PROVIDED ENTRIES >>
▼▼▼

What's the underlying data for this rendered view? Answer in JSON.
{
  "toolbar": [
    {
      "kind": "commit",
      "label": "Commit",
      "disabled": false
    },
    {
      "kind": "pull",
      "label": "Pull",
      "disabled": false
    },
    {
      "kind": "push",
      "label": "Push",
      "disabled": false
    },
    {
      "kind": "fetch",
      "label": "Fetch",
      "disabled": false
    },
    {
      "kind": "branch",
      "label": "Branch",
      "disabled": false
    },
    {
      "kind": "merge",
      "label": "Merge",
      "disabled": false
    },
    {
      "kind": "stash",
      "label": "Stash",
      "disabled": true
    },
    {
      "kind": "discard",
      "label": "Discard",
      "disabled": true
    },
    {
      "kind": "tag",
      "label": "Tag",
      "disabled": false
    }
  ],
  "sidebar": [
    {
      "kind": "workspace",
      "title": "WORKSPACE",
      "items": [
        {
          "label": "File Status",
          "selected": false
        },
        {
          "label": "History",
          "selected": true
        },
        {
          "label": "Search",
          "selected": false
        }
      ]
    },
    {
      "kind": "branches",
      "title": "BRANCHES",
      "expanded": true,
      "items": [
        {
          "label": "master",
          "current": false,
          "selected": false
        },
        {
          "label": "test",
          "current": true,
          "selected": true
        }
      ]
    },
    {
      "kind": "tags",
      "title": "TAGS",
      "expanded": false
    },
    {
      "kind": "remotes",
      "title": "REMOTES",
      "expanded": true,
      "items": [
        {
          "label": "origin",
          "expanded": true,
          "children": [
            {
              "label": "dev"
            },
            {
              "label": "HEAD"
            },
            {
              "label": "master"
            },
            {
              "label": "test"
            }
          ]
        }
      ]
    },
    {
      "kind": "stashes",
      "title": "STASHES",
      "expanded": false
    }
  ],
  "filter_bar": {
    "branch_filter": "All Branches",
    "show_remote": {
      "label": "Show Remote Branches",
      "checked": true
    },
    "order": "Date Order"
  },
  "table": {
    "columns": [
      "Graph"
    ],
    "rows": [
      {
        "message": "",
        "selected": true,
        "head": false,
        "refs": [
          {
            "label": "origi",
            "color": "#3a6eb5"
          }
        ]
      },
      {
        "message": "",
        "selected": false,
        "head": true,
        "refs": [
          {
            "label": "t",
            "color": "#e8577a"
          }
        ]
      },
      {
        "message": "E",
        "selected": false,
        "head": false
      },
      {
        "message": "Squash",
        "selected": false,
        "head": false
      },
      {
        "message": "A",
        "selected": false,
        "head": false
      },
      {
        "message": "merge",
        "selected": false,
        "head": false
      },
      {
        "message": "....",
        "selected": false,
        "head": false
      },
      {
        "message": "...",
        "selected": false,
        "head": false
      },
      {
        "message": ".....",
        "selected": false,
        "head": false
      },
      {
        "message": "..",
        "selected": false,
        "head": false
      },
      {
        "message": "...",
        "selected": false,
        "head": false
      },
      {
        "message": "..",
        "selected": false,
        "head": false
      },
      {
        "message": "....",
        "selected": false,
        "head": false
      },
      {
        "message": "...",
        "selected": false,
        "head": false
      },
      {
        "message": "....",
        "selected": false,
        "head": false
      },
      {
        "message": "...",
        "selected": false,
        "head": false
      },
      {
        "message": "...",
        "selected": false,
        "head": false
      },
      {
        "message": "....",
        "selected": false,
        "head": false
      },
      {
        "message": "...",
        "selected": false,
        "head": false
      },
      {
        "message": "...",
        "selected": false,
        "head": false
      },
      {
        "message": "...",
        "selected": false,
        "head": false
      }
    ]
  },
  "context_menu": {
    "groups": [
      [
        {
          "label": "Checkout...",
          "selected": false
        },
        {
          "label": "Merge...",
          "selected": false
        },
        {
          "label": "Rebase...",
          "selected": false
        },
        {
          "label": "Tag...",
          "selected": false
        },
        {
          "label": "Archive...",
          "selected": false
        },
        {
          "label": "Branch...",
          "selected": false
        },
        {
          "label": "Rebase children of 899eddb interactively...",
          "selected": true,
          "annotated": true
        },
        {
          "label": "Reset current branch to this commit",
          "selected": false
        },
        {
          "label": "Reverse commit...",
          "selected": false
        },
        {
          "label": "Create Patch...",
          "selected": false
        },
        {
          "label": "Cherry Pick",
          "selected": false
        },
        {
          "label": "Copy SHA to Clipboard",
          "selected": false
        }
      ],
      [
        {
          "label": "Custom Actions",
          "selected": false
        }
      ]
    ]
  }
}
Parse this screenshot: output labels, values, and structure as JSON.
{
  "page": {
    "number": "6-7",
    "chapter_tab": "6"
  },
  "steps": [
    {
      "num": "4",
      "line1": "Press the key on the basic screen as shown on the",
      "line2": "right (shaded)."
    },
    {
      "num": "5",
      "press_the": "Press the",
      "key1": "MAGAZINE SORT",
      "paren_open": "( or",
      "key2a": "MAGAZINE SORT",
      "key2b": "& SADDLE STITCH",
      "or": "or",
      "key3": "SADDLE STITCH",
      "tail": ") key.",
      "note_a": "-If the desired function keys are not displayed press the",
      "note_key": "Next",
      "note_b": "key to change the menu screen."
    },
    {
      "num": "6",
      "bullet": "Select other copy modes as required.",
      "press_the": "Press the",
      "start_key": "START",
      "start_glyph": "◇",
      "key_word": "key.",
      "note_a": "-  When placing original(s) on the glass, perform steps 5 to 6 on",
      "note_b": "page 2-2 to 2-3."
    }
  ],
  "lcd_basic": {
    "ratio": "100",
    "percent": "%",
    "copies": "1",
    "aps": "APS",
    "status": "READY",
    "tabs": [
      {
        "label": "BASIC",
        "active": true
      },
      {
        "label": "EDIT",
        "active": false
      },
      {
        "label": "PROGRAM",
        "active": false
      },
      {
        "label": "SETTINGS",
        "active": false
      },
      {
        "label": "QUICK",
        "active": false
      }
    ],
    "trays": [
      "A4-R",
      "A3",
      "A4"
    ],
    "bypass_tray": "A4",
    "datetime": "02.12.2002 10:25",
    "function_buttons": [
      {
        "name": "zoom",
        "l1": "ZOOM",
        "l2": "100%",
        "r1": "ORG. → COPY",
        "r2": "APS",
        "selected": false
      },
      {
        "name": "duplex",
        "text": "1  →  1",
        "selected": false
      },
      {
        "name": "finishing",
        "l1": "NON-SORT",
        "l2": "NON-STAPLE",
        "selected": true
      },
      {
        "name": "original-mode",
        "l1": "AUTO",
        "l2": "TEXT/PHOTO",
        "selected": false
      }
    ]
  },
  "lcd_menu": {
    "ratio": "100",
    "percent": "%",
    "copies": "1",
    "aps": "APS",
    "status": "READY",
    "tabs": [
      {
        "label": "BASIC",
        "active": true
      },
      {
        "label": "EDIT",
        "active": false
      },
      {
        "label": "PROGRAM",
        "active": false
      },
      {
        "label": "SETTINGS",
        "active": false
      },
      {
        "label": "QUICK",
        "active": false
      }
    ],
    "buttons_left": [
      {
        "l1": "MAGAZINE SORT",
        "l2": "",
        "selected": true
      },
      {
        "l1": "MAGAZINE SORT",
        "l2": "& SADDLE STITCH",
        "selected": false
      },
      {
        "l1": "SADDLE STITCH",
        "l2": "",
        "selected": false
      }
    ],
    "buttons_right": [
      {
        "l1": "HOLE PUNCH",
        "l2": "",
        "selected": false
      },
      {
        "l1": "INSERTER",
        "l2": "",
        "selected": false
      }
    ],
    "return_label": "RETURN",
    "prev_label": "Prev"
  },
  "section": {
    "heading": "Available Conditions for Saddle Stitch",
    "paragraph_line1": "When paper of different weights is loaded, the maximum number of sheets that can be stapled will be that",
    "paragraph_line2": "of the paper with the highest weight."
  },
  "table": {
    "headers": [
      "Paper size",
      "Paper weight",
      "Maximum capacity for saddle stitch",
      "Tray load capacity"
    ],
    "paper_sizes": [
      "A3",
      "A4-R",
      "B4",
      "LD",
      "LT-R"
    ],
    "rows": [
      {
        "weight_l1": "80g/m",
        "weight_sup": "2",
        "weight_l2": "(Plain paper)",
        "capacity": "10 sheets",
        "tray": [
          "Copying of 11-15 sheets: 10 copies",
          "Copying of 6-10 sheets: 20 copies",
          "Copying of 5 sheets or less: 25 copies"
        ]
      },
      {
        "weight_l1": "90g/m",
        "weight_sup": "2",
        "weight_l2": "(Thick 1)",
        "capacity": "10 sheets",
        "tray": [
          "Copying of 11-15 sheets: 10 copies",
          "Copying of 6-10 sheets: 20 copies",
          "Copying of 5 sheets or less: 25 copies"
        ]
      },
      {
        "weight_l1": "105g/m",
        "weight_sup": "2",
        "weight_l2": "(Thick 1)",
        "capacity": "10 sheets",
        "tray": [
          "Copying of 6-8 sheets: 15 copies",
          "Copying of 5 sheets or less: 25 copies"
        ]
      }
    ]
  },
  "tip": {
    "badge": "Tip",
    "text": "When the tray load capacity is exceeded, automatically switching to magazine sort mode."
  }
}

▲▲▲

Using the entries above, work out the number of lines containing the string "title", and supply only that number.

RESPONSE TO THIS EXERCISE >>
5